● **What is needed**
Report, word for word, every line of the material that contains "days".

● **Source data**
◇ ◇ ◇

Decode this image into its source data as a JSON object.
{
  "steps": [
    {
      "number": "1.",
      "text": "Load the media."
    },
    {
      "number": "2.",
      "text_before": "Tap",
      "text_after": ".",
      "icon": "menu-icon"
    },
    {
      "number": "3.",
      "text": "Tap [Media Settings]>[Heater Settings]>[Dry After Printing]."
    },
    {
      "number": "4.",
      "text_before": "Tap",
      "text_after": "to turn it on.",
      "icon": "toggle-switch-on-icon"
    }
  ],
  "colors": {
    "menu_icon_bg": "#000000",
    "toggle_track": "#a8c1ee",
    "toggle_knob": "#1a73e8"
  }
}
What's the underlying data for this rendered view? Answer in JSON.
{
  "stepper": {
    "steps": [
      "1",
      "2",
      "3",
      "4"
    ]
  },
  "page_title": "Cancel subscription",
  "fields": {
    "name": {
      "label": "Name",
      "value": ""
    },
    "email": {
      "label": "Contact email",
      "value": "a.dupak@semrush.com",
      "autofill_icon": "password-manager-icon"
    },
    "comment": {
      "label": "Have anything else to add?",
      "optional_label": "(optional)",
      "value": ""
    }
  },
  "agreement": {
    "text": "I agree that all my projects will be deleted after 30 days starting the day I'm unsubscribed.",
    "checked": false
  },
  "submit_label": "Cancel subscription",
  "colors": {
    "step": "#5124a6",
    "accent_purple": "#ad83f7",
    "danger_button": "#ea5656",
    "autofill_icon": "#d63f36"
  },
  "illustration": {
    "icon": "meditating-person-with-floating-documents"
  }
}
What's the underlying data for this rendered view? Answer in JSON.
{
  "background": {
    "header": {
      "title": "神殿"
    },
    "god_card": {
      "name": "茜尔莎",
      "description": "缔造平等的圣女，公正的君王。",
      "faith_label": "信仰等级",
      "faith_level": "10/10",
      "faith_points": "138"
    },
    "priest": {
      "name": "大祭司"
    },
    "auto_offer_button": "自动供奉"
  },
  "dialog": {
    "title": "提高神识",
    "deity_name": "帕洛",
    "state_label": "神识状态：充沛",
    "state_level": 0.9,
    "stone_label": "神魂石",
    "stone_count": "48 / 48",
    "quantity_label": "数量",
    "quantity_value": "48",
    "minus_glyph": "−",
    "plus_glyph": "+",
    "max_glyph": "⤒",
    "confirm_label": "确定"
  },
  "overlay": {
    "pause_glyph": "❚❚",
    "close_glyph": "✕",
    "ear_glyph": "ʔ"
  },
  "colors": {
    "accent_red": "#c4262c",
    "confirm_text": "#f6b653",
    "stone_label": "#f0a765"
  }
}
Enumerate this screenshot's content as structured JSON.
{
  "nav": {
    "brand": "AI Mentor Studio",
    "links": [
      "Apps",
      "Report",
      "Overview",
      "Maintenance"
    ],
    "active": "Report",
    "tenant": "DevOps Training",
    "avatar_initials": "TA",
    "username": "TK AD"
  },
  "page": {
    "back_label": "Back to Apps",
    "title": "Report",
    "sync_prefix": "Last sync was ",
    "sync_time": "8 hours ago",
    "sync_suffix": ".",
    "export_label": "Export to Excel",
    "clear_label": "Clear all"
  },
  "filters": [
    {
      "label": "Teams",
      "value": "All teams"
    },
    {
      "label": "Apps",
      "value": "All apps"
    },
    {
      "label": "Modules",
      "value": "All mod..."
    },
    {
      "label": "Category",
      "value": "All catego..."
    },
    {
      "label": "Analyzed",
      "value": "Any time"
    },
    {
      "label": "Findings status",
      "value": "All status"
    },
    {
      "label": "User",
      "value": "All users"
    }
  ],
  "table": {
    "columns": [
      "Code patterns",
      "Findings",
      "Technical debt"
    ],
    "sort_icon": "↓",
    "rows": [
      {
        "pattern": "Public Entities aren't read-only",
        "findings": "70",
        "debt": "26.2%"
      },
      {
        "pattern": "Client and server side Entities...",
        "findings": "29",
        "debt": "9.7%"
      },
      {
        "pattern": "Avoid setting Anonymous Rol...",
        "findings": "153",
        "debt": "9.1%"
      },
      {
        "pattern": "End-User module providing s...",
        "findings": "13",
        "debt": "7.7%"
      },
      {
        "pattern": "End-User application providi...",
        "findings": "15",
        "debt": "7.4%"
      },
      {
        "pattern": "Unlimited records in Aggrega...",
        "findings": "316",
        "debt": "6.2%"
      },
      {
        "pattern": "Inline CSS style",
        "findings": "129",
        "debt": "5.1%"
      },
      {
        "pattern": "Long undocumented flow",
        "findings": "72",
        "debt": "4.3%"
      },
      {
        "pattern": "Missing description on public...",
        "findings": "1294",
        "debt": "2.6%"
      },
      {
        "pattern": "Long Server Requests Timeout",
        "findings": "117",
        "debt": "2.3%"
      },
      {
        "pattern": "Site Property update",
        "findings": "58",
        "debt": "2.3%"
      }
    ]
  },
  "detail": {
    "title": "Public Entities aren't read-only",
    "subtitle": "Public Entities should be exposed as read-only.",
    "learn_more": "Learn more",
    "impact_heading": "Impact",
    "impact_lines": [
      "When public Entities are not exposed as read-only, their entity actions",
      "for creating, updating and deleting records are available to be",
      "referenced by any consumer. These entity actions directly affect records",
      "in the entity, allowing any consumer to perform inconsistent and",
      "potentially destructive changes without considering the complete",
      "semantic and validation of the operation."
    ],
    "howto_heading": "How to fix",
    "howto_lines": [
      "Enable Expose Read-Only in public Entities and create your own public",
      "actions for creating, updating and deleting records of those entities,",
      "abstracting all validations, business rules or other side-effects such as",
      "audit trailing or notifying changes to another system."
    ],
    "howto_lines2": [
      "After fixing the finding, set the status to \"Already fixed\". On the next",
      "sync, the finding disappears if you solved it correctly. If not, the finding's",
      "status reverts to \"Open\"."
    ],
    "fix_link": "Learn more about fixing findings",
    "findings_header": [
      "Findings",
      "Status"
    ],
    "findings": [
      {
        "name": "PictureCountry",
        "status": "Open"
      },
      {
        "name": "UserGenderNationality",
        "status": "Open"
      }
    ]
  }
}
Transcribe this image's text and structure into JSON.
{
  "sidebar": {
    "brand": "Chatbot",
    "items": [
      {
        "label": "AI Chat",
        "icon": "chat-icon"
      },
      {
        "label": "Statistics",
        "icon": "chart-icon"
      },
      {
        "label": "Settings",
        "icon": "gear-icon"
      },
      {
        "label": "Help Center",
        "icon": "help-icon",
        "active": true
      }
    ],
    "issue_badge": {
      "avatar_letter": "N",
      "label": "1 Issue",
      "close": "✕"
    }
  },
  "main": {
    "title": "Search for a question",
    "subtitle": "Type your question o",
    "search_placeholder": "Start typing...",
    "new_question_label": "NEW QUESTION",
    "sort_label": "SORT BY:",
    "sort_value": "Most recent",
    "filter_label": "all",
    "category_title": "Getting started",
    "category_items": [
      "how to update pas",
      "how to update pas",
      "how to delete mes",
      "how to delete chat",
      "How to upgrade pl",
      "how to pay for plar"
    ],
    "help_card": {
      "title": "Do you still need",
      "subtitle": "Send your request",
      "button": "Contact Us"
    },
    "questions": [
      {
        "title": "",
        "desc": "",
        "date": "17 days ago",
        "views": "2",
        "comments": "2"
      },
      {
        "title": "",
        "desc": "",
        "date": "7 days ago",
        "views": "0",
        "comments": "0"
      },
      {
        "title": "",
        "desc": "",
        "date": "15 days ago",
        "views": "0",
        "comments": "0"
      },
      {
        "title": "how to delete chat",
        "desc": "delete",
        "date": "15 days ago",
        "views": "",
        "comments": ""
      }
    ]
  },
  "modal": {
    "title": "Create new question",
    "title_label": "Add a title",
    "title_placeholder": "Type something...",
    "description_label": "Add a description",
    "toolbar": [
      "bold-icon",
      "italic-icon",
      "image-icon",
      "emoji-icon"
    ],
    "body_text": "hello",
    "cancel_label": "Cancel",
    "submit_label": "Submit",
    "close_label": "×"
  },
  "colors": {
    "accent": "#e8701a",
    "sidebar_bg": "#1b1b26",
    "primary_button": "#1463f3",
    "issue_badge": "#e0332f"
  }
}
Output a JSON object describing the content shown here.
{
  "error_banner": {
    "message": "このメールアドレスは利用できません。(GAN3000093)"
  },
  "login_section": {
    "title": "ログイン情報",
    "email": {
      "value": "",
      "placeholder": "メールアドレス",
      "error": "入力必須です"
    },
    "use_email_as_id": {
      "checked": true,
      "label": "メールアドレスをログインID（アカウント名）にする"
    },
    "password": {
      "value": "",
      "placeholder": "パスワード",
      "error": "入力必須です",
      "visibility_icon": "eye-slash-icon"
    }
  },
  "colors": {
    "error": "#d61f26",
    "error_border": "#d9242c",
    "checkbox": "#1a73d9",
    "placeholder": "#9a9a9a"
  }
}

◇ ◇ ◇

● **Answer section**
    "text": "I agree that all my projects will be deleted after 30 days starting the day I'm unsubscribed.",
        "date": "17 days ago",
        "date": "7 days ago",
        "date": "15 days ago",
        "date": "15 days ago",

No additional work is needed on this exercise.